*** MATERIAL SHOWN ***

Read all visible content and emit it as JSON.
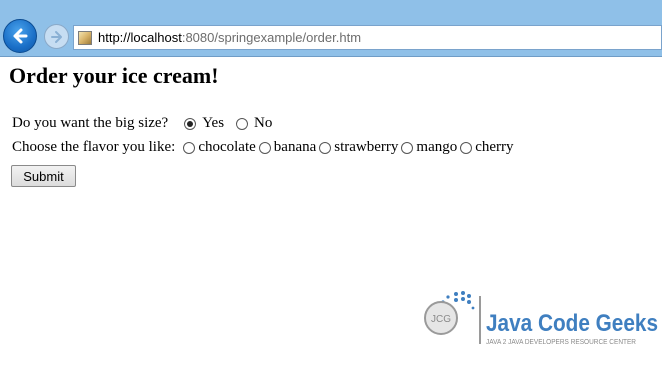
{
  "browser": {
    "url_host": "http://localhost",
    "url_rest": ":8080/springexample/order.htm"
  },
  "page": {
    "title": "Order your ice cream!",
    "big_size": {
      "label": "Do you want the big size?",
      "options": [
        {
          "label": "Yes",
          "checked": true
        },
        {
          "label": "No",
          "checked": false
        }
      ]
    },
    "flavor": {
      "label": "Choose the flavor you like:",
      "options": [
        {
          "label": "chocolate"
        },
        {
          "label": "banana"
        },
        {
          "label": "strawberry"
        },
        {
          "label": "mango"
        },
        {
          "label": "cherry"
        }
      ]
    },
    "submit_label": "Submit"
  },
  "logo": {
    "badge_text": "JCG",
    "name": "Java Code Geeks",
    "tagline": "JAVA 2 JAVA DEVELOPERS RESOURCE CENTER"
  },
  "colors": {
    "chrome": "#8fc0e8",
    "logo_blue": "#3f7fc0"
  }
}
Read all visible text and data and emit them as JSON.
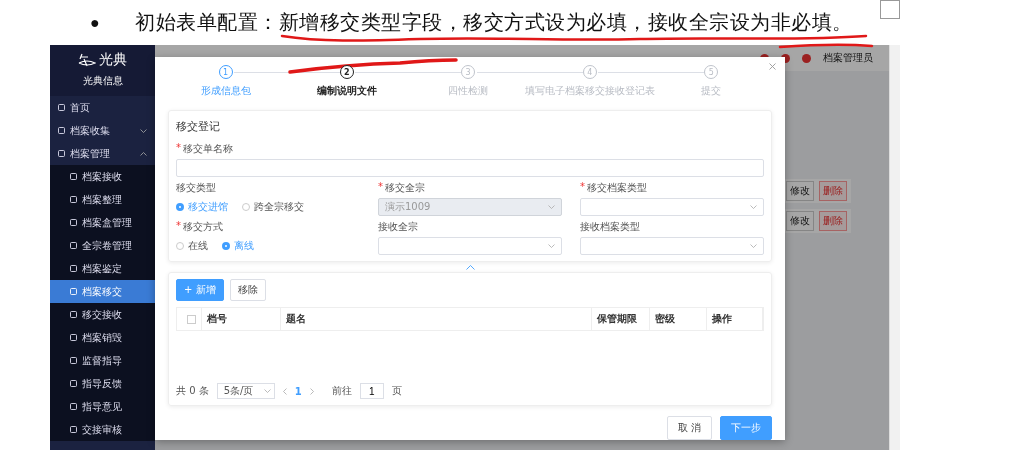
{
  "document": {
    "bullet": "●",
    "text": "初始表单配置：新增移交类型字段，移交方式设为必填，接收全宗设为非必填。"
  },
  "sidebar": {
    "logo": "光典",
    "company": "光典信息",
    "items": [
      {
        "label": "首页",
        "selected": false
      },
      {
        "label": "档案收集",
        "selected": false,
        "expanded": false
      },
      {
        "label": "档案管理",
        "selected": false,
        "expanded": true,
        "children": [
          {
            "label": "档案接收",
            "selected": false
          },
          {
            "label": "档案整理",
            "selected": false
          },
          {
            "label": "档案盒管理",
            "selected": false
          },
          {
            "label": "全宗卷管理",
            "selected": false
          },
          {
            "label": "档案鉴定",
            "selected": false
          },
          {
            "label": "档案移交",
            "selected": true
          },
          {
            "label": "移交接收",
            "selected": false
          },
          {
            "label": "档案销毁",
            "selected": false
          },
          {
            "label": "监督指导",
            "selected": false
          },
          {
            "label": "指导反馈",
            "selected": false
          },
          {
            "label": "指导意见",
            "selected": false
          },
          {
            "label": "交接审核",
            "selected": false
          }
        ]
      }
    ]
  },
  "background": {
    "user": "档案管理员",
    "rows": [
      {
        "actions": [
          "修改",
          "删除"
        ]
      },
      {
        "actions": [
          "修改",
          "删除"
        ]
      }
    ]
  },
  "modal": {
    "steps": [
      {
        "number": "1",
        "label": "形成信息包",
        "finished": true,
        "selected": false
      },
      {
        "number": "2",
        "label": "编制说明文件",
        "finished": false,
        "selected": true
      },
      {
        "number": "3",
        "label": "四性检测",
        "finished": false,
        "selected": false
      },
      {
        "number": "4",
        "label": "填写电子档案移交接收登记表",
        "finished": false,
        "selected": false
      },
      {
        "number": "5",
        "label": "提交",
        "finished": false,
        "selected": false
      }
    ],
    "form": {
      "title": "移交登记",
      "fields": [
        {
          "kind": "text",
          "required_mark": "*",
          "label": "移交单名称"
        },
        {
          "kind": "radio",
          "label": "移交类型",
          "options": [
            {
              "label": "移交进馆",
              "selected": true
            },
            {
              "label": "跨全宗移交",
              "selected": false
            }
          ]
        },
        {
          "kind": "select",
          "required_mark": "*",
          "label": "移交全宗",
          "value": "演示1009",
          "disabled": true
        },
        {
          "kind": "select",
          "required_mark": "*",
          "label": "移交档案类型",
          "disabled": false
        },
        {
          "kind": "radio",
          "required_mark": "*",
          "label": "移交方式",
          "options": [
            {
              "label": "在线",
              "selected": false
            },
            {
              "label": "离线",
              "selected": true
            }
          ]
        },
        {
          "kind": "select",
          "label": "接收全宗",
          "disabled": false
        },
        {
          "kind": "select",
          "label": "接收档案类型",
          "disabled": false
        }
      ]
    },
    "table": {
      "buttons": [
        {
          "label": "+ 新增",
          "kind": "primary"
        },
        {
          "label": "移除",
          "kind": "default"
        }
      ],
      "select_all_checked": false,
      "columns": [
        "档号",
        "题名",
        "保管期限",
        "密级",
        "操作"
      ],
      "pagination": {
        "total": "共 0 条",
        "page_size": "5条/页",
        "pages": [
          {
            "label": "1",
            "selected": true
          }
        ],
        "goto_label": "前往",
        "goto_value": "1",
        "page_unit": "页"
      }
    },
    "footer": [
      {
        "label": "取 消",
        "kind": "default"
      },
      {
        "label": "下一步",
        "kind": "primary"
      }
    ]
  }
}
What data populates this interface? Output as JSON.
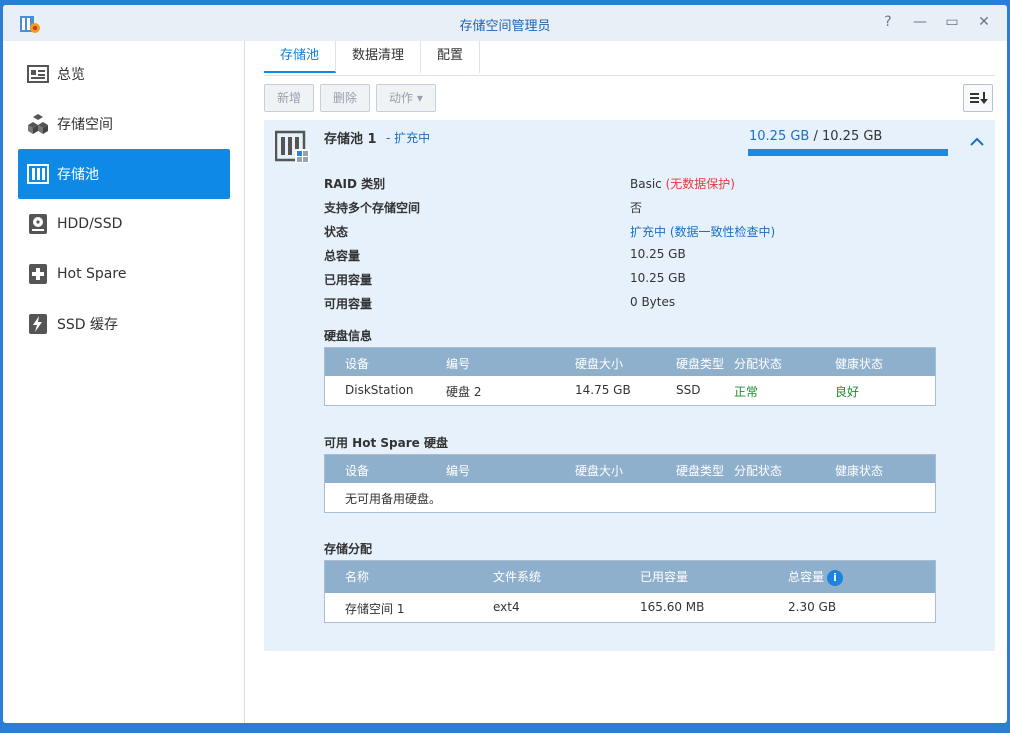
{
  "window": {
    "title": "存储空间管理员"
  },
  "sidebar": {
    "items": [
      {
        "label": "总览"
      },
      {
        "label": "存储空间"
      },
      {
        "label": "存储池"
      },
      {
        "label": "HDD/SSD"
      },
      {
        "label": "Hot Spare"
      },
      {
        "label": "SSD 缓存"
      }
    ]
  },
  "tabs": [
    {
      "label": "存储池"
    },
    {
      "label": "数据清理"
    },
    {
      "label": "配置"
    }
  ],
  "toolbar": {
    "add": "新增",
    "delete": "删除",
    "action": "动作 ▾"
  },
  "pool": {
    "name": "存储池 1",
    "status_suffix": "- 扩充中",
    "capacity_used": "10.25 GB",
    "capacity_sep": " / ",
    "capacity_total": "10.25 GB",
    "usage_percent": 100,
    "details": [
      {
        "label": "RAID 类别",
        "value": "Basic",
        "value_extra": " (无数据保护)"
      },
      {
        "label": "支持多个存储空间",
        "value": "否",
        "value_extra": ""
      },
      {
        "label": "状态",
        "value": "扩充中 (数据一致性检查中)",
        "value_extra": ""
      },
      {
        "label": "总容量",
        "value": "10.25 GB",
        "value_extra": ""
      },
      {
        "label": "已用容量",
        "value": "10.25 GB",
        "value_extra": ""
      },
      {
        "label": "可用容量",
        "value": "0 Bytes",
        "value_extra": ""
      }
    ],
    "disk_info": {
      "title": "硬盘信息",
      "columns": [
        "设备",
        "编号",
        "硬盘大小",
        "硬盘类型",
        "分配状态",
        "健康状态"
      ],
      "rows": [
        [
          "DiskStation",
          "硬盘 2",
          "14.75 GB",
          "SSD",
          "正常",
          "良好"
        ]
      ]
    },
    "hot_spare": {
      "title": "可用 Hot Spare 硬盘",
      "columns": [
        "设备",
        "编号",
        "硬盘大小",
        "硬盘类型",
        "分配状态",
        "健康状态"
      ],
      "empty_text": "无可用备用硬盘。"
    },
    "allocation": {
      "title": "存储分配",
      "columns": [
        "名称",
        "文件系统",
        "已用容量",
        "总容量"
      ],
      "rows": [
        [
          "存储空间 1",
          "ext4",
          "165.60 MB",
          "2.30 GB"
        ]
      ]
    }
  },
  "colors": {
    "accent": "#0e8ae6",
    "table_header": "#8fb0cc",
    "panel_bg": "#e6f1fb",
    "danger": "#e23b3b",
    "ok": "#1b8f2c"
  }
}
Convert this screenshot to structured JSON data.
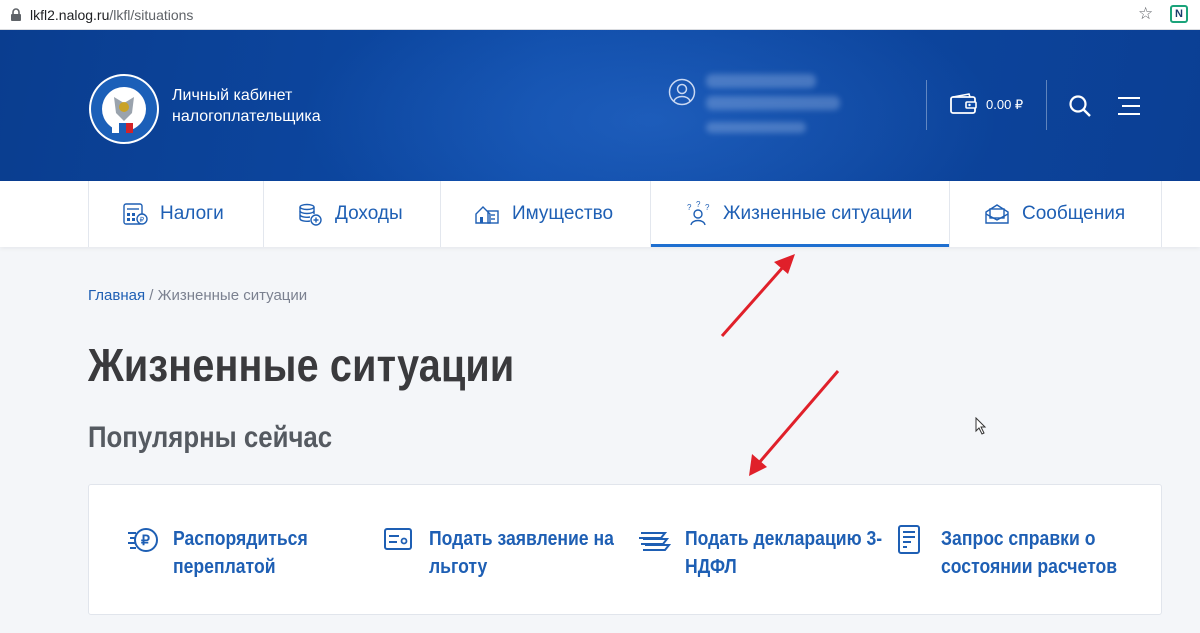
{
  "browser": {
    "url_host": "lkfl2.nalog.ru",
    "url_path": "/lkfl/situations"
  },
  "header": {
    "brand_line1": "Личный кабинет",
    "brand_line2": "налогоплательщика",
    "balance": "0.00 ₽"
  },
  "nav": {
    "tabs": [
      {
        "label": "Налоги",
        "icon": "taxes-icon",
        "active": false
      },
      {
        "label": "Доходы",
        "icon": "income-coins-icon",
        "active": false
      },
      {
        "label": "Имущество",
        "icon": "property-icon",
        "active": false
      },
      {
        "label": "Жизненные ситуации",
        "icon": "life-situations-icon",
        "active": true
      },
      {
        "label": "Сообщения",
        "icon": "messages-icon",
        "active": false
      }
    ]
  },
  "breadcrumb": {
    "home": "Главная",
    "separator": " / ",
    "current": "Жизненные ситуации"
  },
  "page": {
    "title": "Жизненные ситуации",
    "subtitle": "Популярны сейчас"
  },
  "popular": [
    {
      "line1": "Распорядиться",
      "line2": "переплатой",
      "icon": "ruble-overpayment-icon"
    },
    {
      "line1": "Подать заявление на",
      "line2": "льготу",
      "icon": "benefit-application-icon"
    },
    {
      "line1": "Подать декларацию 3-",
      "line2": "НДФЛ",
      "icon": "declaration-icon"
    },
    {
      "line1": "Запрос справки о",
      "line2": "состоянии расчетов",
      "icon": "certificate-request-icon"
    }
  ],
  "colors": {
    "header_blue": "#0d4aa6",
    "link_blue": "#1e5fb4",
    "active_underline": "#1e6fd0",
    "annotation_red": "#e0202a"
  }
}
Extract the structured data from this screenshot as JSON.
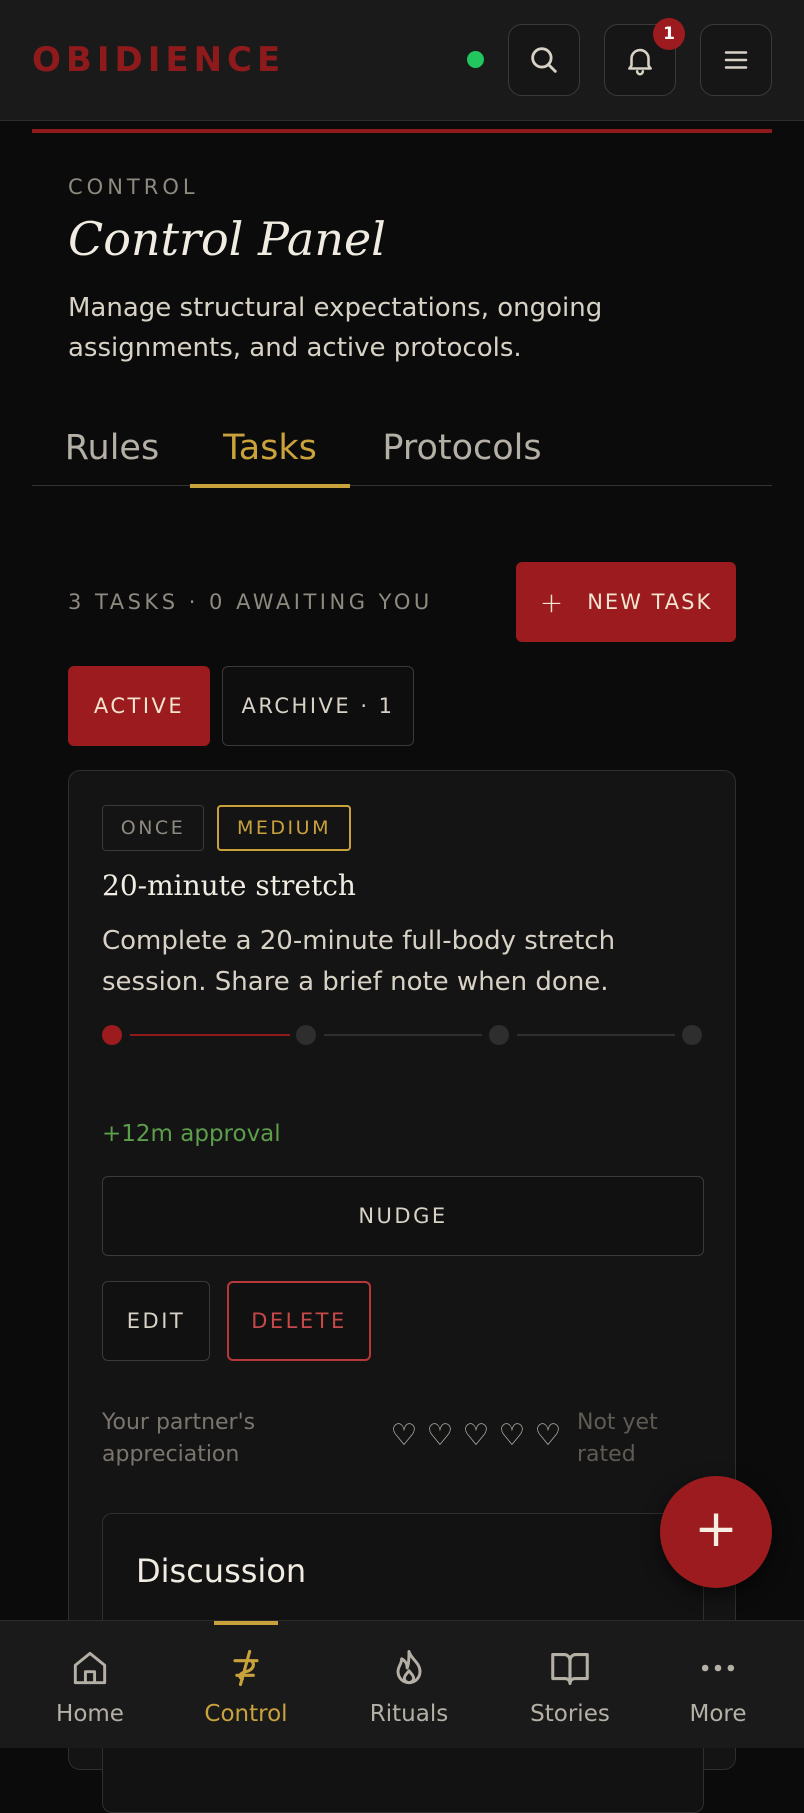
{
  "app": {
    "brand": "OBIDIENCE",
    "notification_count": "1"
  },
  "header": {
    "eyebrow": "CONTROL",
    "title": "Control Panel",
    "description": "Manage structural expectations, ongoing assignments, and active protocols."
  },
  "tabs": [
    {
      "label": "Rules",
      "active": false
    },
    {
      "label": "Tasks",
      "active": true
    },
    {
      "label": "Protocols",
      "active": false
    }
  ],
  "toolbar": {
    "count_label": "3 TASKS · 0 AWAITING YOU",
    "new_task_icon": "+",
    "new_task_label": "NEW TASK"
  },
  "filters": {
    "active": "ACTIVE",
    "archive": "ARCHIVE · 1"
  },
  "task": {
    "frequency": "ONCE",
    "priority": "MEDIUM",
    "title": "20-minute stretch",
    "description": "Complete a 20-minute full-body stretch session. Share a brief note when done.",
    "progress": {
      "steps": 4,
      "completed": 1
    },
    "approval": "+12m approval",
    "nudge_label": "NUDGE",
    "edit_label": "EDIT",
    "delete_label": "DELETE",
    "appreciation_label": "Your partner's appreciation",
    "heart_glyph": "♡",
    "rating_status": "Not yet rated",
    "discussion_title": "Discussion"
  },
  "fab": {
    "label": "+"
  },
  "bottom_nav": [
    {
      "label": "Home",
      "icon": "home-icon",
      "active": false
    },
    {
      "label": "Control",
      "icon": "control-icon",
      "active": true
    },
    {
      "label": "Rituals",
      "icon": "flame-icon",
      "active": false
    },
    {
      "label": "Stories",
      "icon": "book-icon",
      "active": false
    },
    {
      "label": "More",
      "icon": "more-icon",
      "active": false
    }
  ],
  "colors": {
    "accent_red": "#9b1b1e",
    "accent_gold": "#c9a23c",
    "online": "#22c55e",
    "approval_green": "#5c9e4a"
  }
}
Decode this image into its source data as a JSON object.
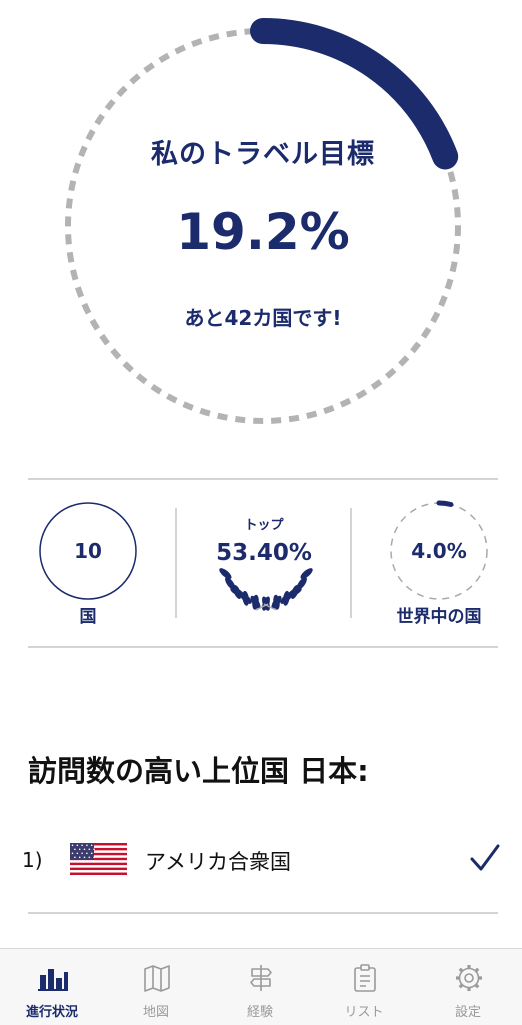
{
  "goal": {
    "title": "私のトラベル目標",
    "percent_text": "19.2%",
    "progress_fraction": 0.192,
    "remaining_text": "あと42カ国です!"
  },
  "stats": {
    "countries": {
      "value": "10",
      "label": "国"
    },
    "ranking": {
      "caption": "トップ",
      "value": "53.40%"
    },
    "world": {
      "value": "4.0%",
      "label": "世界中の国",
      "progress_fraction": 0.04
    }
  },
  "top_countries": {
    "title": "訪問数の高い上位国 日本:",
    "items": [
      {
        "rank": "1)",
        "name": "アメリカ合衆国",
        "flag_icon": "us-flag-icon",
        "checked": true
      }
    ]
  },
  "tabbar": {
    "tabs": [
      {
        "label": "進行状況",
        "icon": "bar-chart-icon",
        "active": true
      },
      {
        "label": "地図",
        "icon": "map-icon",
        "active": false
      },
      {
        "label": "経験",
        "icon": "signpost-icon",
        "active": false
      },
      {
        "label": "リスト",
        "icon": "clipboard-icon",
        "active": false
      },
      {
        "label": "設定",
        "icon": "gear-icon",
        "active": false
      }
    ]
  },
  "colors": {
    "accent": "#1b2b6b",
    "ring_track": "#b3b3b3",
    "divider": "#d4d4d4"
  }
}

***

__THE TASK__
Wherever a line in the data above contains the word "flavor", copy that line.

__RESULT OF THIS EXERCISE__
    "flavor": {
      "label": "Choose the flavor you like:",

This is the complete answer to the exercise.